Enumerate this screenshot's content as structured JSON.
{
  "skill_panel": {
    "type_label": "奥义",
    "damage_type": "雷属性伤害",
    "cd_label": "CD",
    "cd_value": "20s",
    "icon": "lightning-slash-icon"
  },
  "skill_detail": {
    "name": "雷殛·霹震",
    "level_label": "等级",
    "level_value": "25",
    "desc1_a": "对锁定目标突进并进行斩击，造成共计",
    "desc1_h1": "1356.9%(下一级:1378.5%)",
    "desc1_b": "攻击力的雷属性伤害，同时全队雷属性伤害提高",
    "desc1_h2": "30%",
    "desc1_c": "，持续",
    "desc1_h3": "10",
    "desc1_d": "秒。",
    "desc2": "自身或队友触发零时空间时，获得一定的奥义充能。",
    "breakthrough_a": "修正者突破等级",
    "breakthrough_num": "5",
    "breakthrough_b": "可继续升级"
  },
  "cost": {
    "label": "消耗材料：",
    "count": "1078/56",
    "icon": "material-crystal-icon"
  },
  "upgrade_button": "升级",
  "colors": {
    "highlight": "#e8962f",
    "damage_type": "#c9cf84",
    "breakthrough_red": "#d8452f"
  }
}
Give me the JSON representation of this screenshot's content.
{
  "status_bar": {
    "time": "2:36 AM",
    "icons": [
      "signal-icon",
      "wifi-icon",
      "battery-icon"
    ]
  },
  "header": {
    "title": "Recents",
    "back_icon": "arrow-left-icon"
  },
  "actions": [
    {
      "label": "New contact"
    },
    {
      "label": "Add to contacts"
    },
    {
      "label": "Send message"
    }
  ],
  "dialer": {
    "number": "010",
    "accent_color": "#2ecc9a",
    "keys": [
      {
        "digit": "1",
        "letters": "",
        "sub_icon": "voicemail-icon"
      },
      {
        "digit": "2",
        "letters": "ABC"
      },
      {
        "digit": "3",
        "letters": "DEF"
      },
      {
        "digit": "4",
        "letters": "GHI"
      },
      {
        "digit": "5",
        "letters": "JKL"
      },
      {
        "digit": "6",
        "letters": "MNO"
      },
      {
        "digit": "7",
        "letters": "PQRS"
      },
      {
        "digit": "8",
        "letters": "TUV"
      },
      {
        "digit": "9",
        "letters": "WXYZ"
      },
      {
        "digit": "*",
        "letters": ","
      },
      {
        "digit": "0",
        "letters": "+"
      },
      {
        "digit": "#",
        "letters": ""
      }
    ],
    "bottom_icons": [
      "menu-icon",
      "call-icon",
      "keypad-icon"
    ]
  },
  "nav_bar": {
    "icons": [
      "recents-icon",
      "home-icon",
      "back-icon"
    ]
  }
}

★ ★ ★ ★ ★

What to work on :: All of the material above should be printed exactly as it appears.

Completed exercise ::
Enumerate this screenshot's content as structured JSON.
{
  "skill_panel": {
    "type_label": "奥义",
    "damage_type": "雷属性伤害",
    "cd_label": "CD",
    "cd_value": "20s",
    "icon": "lightning-slash-icon"
  },
  "skill_detail": {
    "name": "雷殛·霹震",
    "level_label": "等级",
    "level_value": "25",
    "desc1_a": "对锁定目标突进并进行斩击，造成共计",
    "desc1_h1": "1356.9%(下一级:1378.5%)",
    "desc1_b": "攻击力的雷属性伤害，同时全队雷属性伤害提高",
    "desc1_h2": "30%",
    "desc1_c": "，持续",
    "desc1_h3": "10",
    "desc1_d": "秒。",
    "desc2": "自身或队友触发零时空间时，获得一定的奥义充能。",
    "breakthrough_a": "修正者突破等级",
    "breakthrough_num": "5",
    "breakthrough_b": "可继续升级"
  },
  "cost": {
    "label": "消耗材料：",
    "count": "1078/56",
    "icon": "material-crystal-icon"
  },
  "upgrade_button": "升级",
  "colors": {
    "highlight": "#e8962f",
    "damage_type": "#c9cf84",
    "breakthrough_red": "#d8452f"
  }
}
Give me the JSON representation of this screenshot's content.
{
  "status_bar": {
    "time": "2:36 AM",
    "icons": [
      "signal-icon",
      "wifi-icon",
      "battery-icon"
    ]
  },
  "header": {
    "title": "Recents",
    "back_icon": "arrow-left-icon"
  },
  "actions": [
    {
      "label": "New contact"
    },
    {
      "label": "Add to contacts"
    },
    {
      "label": "Send message"
    }
  ],
  "dialer": {
    "number": "010",
    "accent_color": "#2ecc9a",
    "keys": [
      {
        "digit": "1",
        "letters": "",
        "sub_icon": "voicemail-icon"
      },
      {
        "digit": "2",
        "letters": "ABC"
      },
      {
        "digit": "3",
        "letters": "DEF"
      },
      {
        "digit": "4",
        "letters": "GHI"
      },
      {
        "digit": "5",
        "letters": "JKL"
      },
      {
        "digit": "6",
        "letters": "MNO"
      },
      {
        "digit": "7",
        "letters": "PQRS"
      },
      {
        "digit": "8",
        "letters": "TUV"
      },
      {
        "digit": "9",
        "letters": "WXYZ"
      },
      {
        "digit": "*",
        "letters": ","
      },
      {
        "digit": "0",
        "letters": "+"
      },
      {
        "digit": "#",
        "letters": ""
      }
    ],
    "bottom_icons": [
      "menu-icon",
      "call-icon",
      "keypad-icon"
    ]
  },
  "nav_bar": {
    "icons": [
      "recents-icon",
      "home-icon",
      "back-icon"
    ]
  }
}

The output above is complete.